From Human Rights Watch
Equatorial Guinea named a French anti-corruption lawyer in an arrest warrant against 16 people, in apparent retaliation for his involvement in a money laundering trial against the president’s eldest son, ten human rights and anti-corruption groups said today. The warrant accuses the 16 targets of laundering money and helping to finance “terrorism and the proliferation of arms trafficking in Central Africa.”
Named in the warrant are also people already in police custody accused of participating in a December 2017 coup attempt. They have been unable to communicate with their families or lawyers since their arrest, raising serious concern about their risk of torture and other ill treatment and in some cases their right to life, the organizations said.
“The Equatorial Guinean government has used every trick in the book to shield the president’s son from credible allegations of stealing more than €100 million (US$113 million) in public funds to live a life of luxury in Paris,” said Tutu Alicante, director of EG Justice, an organization that advocates human rights and transparency in Equatorial Guinea. “Now it seems they are fabricating charges to retaliate against those who helped a French court convict him for his crimes.”

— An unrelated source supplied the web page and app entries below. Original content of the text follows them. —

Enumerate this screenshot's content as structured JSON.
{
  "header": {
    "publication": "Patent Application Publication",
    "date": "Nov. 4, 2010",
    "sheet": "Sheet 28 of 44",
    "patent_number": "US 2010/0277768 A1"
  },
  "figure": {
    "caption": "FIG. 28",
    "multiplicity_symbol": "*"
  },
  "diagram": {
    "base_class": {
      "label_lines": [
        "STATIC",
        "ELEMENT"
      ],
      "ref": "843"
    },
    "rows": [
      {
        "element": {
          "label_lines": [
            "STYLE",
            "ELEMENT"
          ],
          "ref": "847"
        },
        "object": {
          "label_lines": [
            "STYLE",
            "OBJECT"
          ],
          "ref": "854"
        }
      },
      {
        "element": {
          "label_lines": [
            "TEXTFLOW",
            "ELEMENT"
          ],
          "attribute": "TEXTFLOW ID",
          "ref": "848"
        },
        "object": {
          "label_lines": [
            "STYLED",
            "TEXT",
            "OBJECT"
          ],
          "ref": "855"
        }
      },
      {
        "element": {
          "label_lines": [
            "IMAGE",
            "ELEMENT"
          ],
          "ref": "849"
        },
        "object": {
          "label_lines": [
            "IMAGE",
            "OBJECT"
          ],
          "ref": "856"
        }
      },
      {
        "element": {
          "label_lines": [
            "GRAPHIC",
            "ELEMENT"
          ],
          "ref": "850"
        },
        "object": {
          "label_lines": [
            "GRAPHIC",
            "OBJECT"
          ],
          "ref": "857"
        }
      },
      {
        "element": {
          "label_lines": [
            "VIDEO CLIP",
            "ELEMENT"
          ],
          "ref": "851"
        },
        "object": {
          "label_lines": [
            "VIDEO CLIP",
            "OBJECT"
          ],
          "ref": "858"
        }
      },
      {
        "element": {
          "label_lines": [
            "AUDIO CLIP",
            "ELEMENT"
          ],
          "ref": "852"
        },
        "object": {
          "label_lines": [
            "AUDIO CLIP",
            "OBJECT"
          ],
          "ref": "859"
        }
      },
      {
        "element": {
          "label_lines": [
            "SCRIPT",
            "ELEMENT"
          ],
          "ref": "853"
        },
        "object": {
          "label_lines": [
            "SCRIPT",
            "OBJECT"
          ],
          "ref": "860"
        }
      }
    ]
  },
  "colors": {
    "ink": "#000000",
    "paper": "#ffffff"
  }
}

The groups are Human Rights Watch, EG Justice, Sherpa, Amnesty International, Platform to Protect Whistleblowers in Africa (PPLAAF), FIDH under the Observatory for the Protection of Human Rights Defenders, Corruption Watch UK, Rights and Accountability in Development, TRIAL Internacional, and World Organisation Against Torture (OMCT) under the Observatory for the Protection of Human Rights Defenders.
Equatorial Guinea’s National Security Ministry released a media statement on January 23 accusing the 16 people of money laundering and financing terrorism. The list included William Bourdon, the lawyer who founded the French anti-corruption legal advocacy group Sherpa, and spearheaded lawsuits in France against close relatives of several heads of state accused of embezzling public funds. The statement does not provide any evidence for its allegations.
Full article found here.